Use graphical representations to estimate limits, including one-sided limits.
Explain why a limit may not exist at a specific x-value: function values are unbounded, a function oscillates near an x-value, or the limit from the left does not equal the limit from the right
I can explain the idea of a limit.
I can use proper limit notation.
I can use tables and graphs to estimate limits.
Quick Lesson Plan
Each student is given a card with a unique graph. Without help from others, the student re-writes the limit expression on their sticky note and evaluates the limit. The sticky note is then attached to the back of the card. When directed, students form pairs and show each other the fronts of their cards. Each partner takes turns reading the limit expression of their partner’s card out loud and evaluating it using the graph. The person holding the card then checks their partner’s answer against the sticky note. When both parties agree on the correct limits, students exchange cards and seek a different partner. If changes are needed, students make corrections to their original answer before exchanging cards and finding a new partner. This process repeats several times. At the end of the activity, students should retrieve their original notecard and see if corrections or changes have been made.

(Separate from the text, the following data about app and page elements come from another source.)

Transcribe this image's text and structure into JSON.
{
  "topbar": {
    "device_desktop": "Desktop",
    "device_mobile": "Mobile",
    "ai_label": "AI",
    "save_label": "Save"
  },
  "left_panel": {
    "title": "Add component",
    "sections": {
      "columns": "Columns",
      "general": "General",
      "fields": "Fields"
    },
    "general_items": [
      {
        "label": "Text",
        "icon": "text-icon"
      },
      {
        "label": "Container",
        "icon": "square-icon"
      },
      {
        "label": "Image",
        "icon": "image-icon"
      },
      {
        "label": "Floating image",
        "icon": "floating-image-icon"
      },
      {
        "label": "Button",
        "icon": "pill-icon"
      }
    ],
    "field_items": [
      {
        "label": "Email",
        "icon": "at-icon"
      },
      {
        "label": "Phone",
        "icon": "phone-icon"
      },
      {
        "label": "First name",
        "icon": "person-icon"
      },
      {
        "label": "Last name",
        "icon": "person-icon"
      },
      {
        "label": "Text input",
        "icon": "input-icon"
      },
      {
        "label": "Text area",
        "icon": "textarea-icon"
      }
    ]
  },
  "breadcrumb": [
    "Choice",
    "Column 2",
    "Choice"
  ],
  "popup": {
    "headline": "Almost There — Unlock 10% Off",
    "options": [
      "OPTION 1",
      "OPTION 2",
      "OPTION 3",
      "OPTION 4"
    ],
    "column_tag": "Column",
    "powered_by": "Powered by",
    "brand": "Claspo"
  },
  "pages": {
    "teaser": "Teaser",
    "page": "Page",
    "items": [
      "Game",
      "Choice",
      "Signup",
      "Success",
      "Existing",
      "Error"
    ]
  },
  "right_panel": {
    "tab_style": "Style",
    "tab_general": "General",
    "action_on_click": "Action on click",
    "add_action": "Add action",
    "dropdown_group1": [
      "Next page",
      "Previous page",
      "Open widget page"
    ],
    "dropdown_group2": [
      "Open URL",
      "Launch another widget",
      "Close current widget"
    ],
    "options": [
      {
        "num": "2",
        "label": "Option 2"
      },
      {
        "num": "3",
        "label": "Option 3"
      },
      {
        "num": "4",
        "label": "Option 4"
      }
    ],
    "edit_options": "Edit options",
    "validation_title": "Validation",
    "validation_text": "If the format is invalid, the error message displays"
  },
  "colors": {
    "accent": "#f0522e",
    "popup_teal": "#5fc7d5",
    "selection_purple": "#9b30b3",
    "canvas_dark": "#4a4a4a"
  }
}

The teacher should have a couple extra completed cards in their hand to work with students who may be without a partner at any particular moment so that students are always discussing a graph. While students are working, the teacher is monitoring student communication for precise vocabulary. This is a great way to engage kinesthetic learners and require student-to-student conversations.
Interpreting graphs is a required skill for both the multiple choice and free response sections of the AP Exam. This activity is a comfortable way for students to practice this skill and learn from their peers.

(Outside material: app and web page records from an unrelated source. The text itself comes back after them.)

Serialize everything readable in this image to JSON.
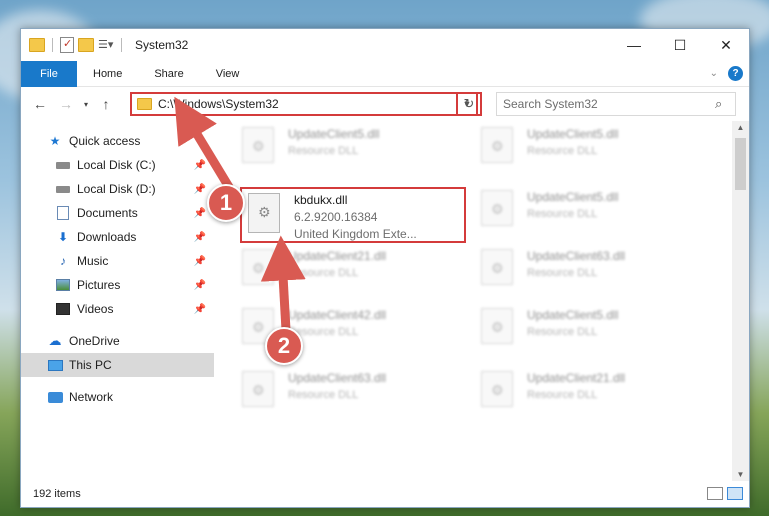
{
  "window": {
    "title": "System32",
    "controls": {
      "minimize": "—",
      "maximize": "☐",
      "close": "✕"
    }
  },
  "ribbon": {
    "tabs": [
      "File",
      "Home",
      "Share",
      "View"
    ],
    "help": "?"
  },
  "nav": {
    "address": "C:\\Windows\\System32",
    "search_placeholder": "Search System32"
  },
  "sidebar": {
    "quick_access": "Quick access",
    "items": [
      {
        "label": "Local Disk (C:)",
        "icon": "disk-icon",
        "pinned": true
      },
      {
        "label": "Local Disk (D:)",
        "icon": "disk-icon",
        "pinned": true
      },
      {
        "label": "Documents",
        "icon": "documents-icon",
        "pinned": true
      },
      {
        "label": "Downloads",
        "icon": "downloads-icon",
        "pinned": true
      },
      {
        "label": "Music",
        "icon": "music-icon",
        "pinned": true
      },
      {
        "label": "Pictures",
        "icon": "pictures-icon",
        "pinned": true
      },
      {
        "label": "Videos",
        "icon": "videos-icon",
        "pinned": true
      }
    ],
    "onedrive": "OneDrive",
    "this_pc": "This PC",
    "network": "Network"
  },
  "files": {
    "featured": {
      "name": "kbdukx.dll",
      "version": "6.2.9200.16384",
      "description": "United Kingdom Exte..."
    },
    "blurred": [
      {
        "name": "UpdateClient5.dll",
        "type": "Resource DLL"
      },
      {
        "name": "UpdateClient5.dll",
        "type": "Resource DLL"
      },
      {
        "name": "UpdateClient5.dll",
        "type": "Resource DLL"
      },
      {
        "name": "UpdateClient21.dll",
        "type": "Resource DLL"
      },
      {
        "name": "UpdateClient63.dll",
        "type": "Resource DLL"
      },
      {
        "name": "UpdateClient42.dll",
        "type": "Resource DLL"
      },
      {
        "name": "UpdateClient5.dll",
        "type": "Resource DLL"
      },
      {
        "name": "UpdateClient63.dll",
        "type": "Resource DLL"
      },
      {
        "name": "UpdateClient21.dll",
        "type": "Resource DLL"
      }
    ]
  },
  "status": {
    "item_count": "192 items"
  },
  "annotations": {
    "step1": "1",
    "step2": "2",
    "accent_color": "#d43b3b"
  }
}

Students need to see any changes (correct or not!) to their original solution for two reasons: to resolve any of their original misconceptions and to ask about potential incorrect answers that may have appeared through the course of the activity. This reflection is a vital part of the learning process.
Include several problems of the form f(x) = |x + a| / (x + a). Students should recognize this as a horizontal shift of f(x) = |x| / x and ultimately be able to visualize the graph for future assignments or assessments.